Wisconsin’s 211 crisis and community service hotline will soon have a common data repository and may one day interact with those in other states. Community TechKnowledge, of Austin, Texas, has sold the state software that will let it create a database of the system’s callers and programs and link services together.
The 211 phone line is a federally mandated number for each state, allowing callers to reach crisis and community service centers for help with substance abuse and mental health. In Wisconsin, 211 functions as a statewide call center, putting together regional call centers to provide increased services.
The CTK’s FirstCallNet software provides a resource directory for the 211 calling center, allowing caller and organization records to be sorted by any geographic area in the state. The records can be sorted by service, taxonomy, zip code, or urban area and are designed for easy access, with organizations selected based on resource availability, and call center staff activities. An aplication collects data on each of the callers, and can help choose an organization based on individual needs.
All the aspects of the service are completely Web-based, eliminating the need for duplicating data entry and allowing for real-time changes to be made. Any agency that is linked up to the system can update their records by submitting the data to an administrator, who formats and posts it to the network.

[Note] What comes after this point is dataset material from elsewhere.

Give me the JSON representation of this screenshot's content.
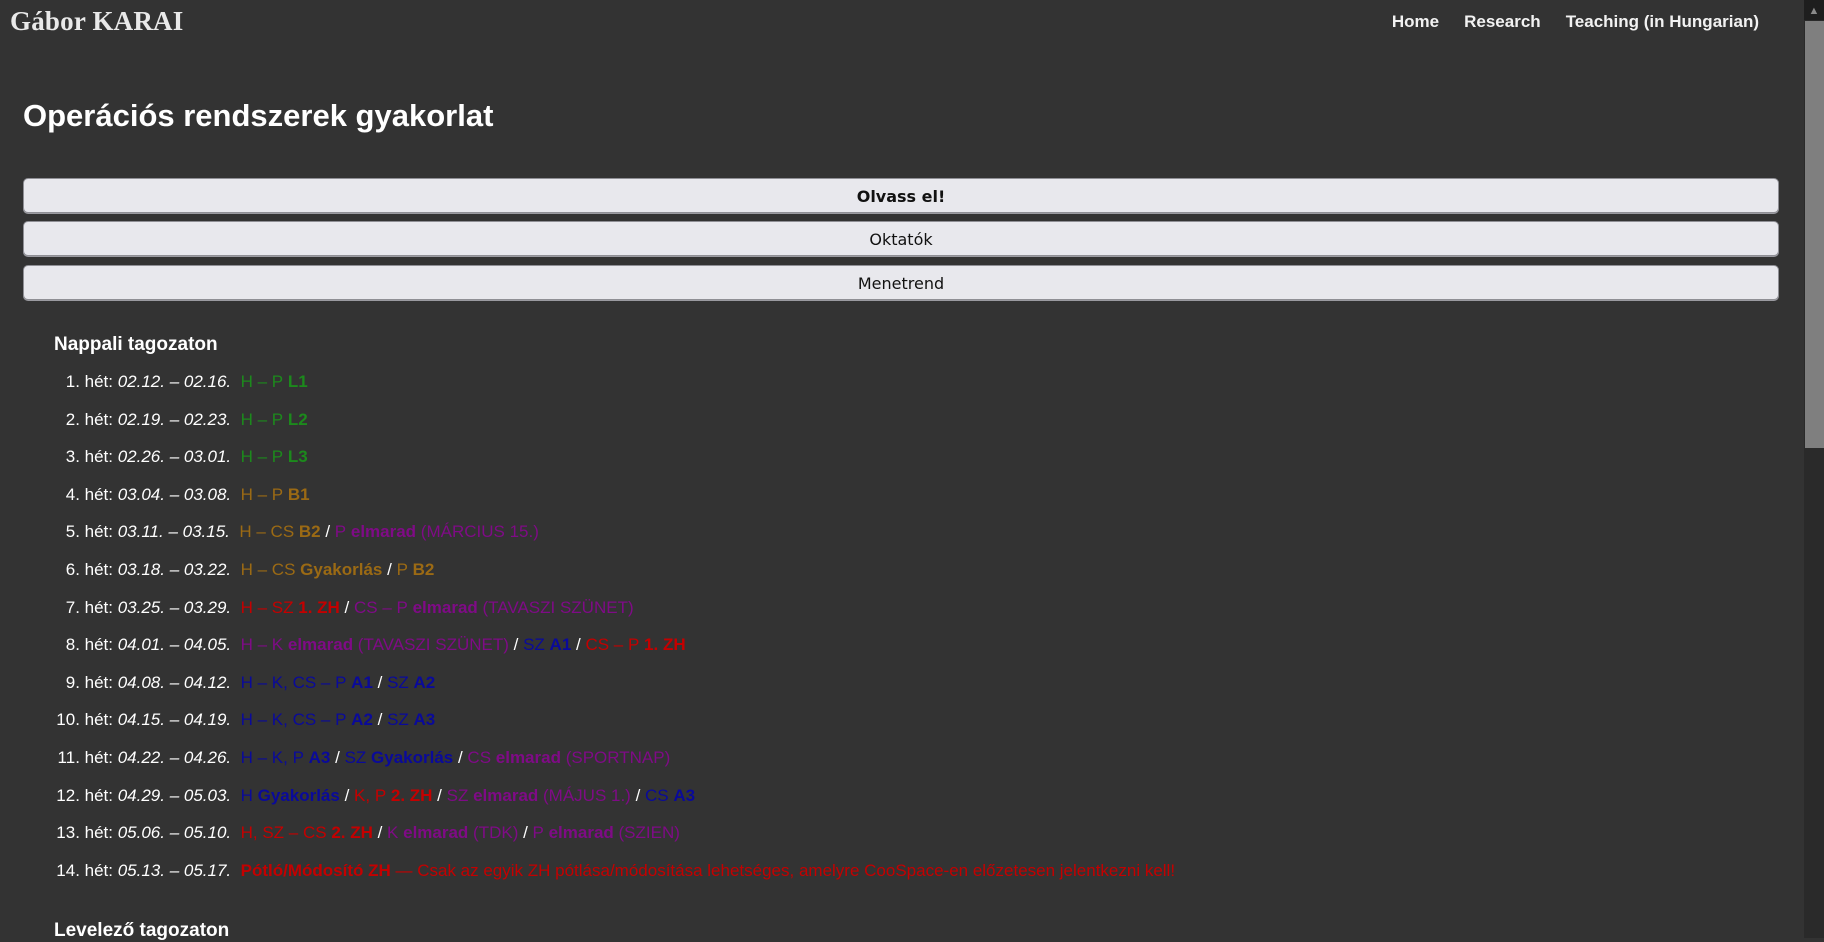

“It’s a centralized means for all the hubs to update … without doing the work themselves,” said Jeff Hall, vice president of sales for CTK. “There’s a reporting tool right on top of it that allows them to slice and dice as they see fit.”

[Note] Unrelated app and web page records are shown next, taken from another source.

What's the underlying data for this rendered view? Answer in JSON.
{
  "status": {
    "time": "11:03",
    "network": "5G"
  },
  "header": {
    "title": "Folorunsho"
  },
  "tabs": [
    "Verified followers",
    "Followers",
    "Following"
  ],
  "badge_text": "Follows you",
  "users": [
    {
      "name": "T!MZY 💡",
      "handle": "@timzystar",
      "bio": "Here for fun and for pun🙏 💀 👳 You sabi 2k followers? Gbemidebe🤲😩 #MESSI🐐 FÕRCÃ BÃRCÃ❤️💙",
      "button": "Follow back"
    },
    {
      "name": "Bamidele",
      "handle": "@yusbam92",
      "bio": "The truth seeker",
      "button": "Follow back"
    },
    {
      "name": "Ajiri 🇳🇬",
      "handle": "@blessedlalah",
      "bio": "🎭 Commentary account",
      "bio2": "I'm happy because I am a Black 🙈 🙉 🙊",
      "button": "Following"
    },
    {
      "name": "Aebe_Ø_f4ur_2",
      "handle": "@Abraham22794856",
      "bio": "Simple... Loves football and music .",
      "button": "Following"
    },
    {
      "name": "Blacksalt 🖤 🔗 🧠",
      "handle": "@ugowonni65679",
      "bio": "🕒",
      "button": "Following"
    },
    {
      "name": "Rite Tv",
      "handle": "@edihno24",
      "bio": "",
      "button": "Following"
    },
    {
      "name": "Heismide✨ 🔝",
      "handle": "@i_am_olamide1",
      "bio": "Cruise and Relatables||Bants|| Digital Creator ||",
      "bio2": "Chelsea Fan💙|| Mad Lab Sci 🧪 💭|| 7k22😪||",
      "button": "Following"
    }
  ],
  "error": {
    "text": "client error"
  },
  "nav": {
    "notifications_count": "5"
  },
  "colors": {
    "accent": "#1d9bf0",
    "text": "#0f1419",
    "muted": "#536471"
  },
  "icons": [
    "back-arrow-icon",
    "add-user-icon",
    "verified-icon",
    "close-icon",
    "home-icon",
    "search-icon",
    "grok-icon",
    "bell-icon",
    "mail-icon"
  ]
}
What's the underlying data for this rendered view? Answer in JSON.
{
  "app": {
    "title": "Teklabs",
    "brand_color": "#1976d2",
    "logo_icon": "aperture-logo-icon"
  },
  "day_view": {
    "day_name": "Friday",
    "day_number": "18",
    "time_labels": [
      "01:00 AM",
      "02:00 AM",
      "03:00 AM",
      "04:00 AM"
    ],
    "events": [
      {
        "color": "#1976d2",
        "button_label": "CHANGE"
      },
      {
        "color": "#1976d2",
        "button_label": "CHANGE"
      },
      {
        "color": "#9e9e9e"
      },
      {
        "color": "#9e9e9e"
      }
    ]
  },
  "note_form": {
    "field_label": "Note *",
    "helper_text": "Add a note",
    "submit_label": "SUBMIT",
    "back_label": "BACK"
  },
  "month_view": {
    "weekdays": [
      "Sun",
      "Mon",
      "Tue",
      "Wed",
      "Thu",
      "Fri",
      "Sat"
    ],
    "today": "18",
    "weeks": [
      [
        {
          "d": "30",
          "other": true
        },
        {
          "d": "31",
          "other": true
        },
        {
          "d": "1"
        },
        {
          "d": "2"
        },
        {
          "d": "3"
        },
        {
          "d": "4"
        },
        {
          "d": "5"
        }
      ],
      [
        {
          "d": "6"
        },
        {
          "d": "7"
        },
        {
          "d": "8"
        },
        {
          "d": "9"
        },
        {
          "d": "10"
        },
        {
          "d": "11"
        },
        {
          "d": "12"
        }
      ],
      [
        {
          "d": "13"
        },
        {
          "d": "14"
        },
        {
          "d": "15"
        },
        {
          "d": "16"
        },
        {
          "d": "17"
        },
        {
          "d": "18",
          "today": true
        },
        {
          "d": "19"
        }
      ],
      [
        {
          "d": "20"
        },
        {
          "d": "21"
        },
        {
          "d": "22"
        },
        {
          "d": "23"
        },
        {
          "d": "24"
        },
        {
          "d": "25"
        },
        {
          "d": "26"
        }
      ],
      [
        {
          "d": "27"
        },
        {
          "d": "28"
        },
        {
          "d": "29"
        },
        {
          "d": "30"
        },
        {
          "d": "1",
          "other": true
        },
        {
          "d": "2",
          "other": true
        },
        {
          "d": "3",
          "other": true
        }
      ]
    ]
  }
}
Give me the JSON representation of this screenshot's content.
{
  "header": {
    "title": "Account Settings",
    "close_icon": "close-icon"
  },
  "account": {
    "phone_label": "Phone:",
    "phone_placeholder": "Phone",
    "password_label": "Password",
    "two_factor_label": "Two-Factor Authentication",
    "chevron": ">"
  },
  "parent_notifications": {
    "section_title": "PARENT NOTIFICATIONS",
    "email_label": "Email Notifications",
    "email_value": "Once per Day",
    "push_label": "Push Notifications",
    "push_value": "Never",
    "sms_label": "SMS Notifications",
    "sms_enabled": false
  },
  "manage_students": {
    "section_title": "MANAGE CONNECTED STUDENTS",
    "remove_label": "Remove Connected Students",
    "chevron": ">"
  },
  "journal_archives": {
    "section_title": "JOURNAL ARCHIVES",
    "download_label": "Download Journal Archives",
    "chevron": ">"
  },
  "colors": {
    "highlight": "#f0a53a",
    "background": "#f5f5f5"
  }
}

One of the reasons for implementing the system in Wisconsin was the success it has enjoyed in Minnesota, which was one of the country’s first statewide 211 programs. The FirstCallNet software has been running for over a year, and has handled half a million caller inquiries.
“Because we power Minnesota, it’s a real natural progression,” Hall said. “It works well to share one call center because of geographic location.”
Larry Olness, statewide manager for United Way of Dane County’s 211 program, says the installation of the new system offers a great deal of potential for networking in the state. While in Wisconsin the calling center is statewide, it is a loose network with each county controls its system independently. For example, the United Way of Dane County manages Madison’s 211 services, while the Waukesha Mental Health Association provides services to Waukesha County.
Olness said that since all the 211 centers in Wisconsin are independently controlled, the use of FirstCallNet provides a tool that can connect them on an informational level. Additionally, since the system has been used successfully in other states, there is also the possibility of interstate networking to increase the efficiency of state services.
Olness also said that the implementation of the system is on schedule, and early signs point that it will be a successful one.
“I believe the technology utilized by CTK will open up opportunities for collaborations with other information and referral database users throughout the state,” Olness said.
Les Chappell is a staff writer for WTN and can be reached at firstname.lastname@example.org.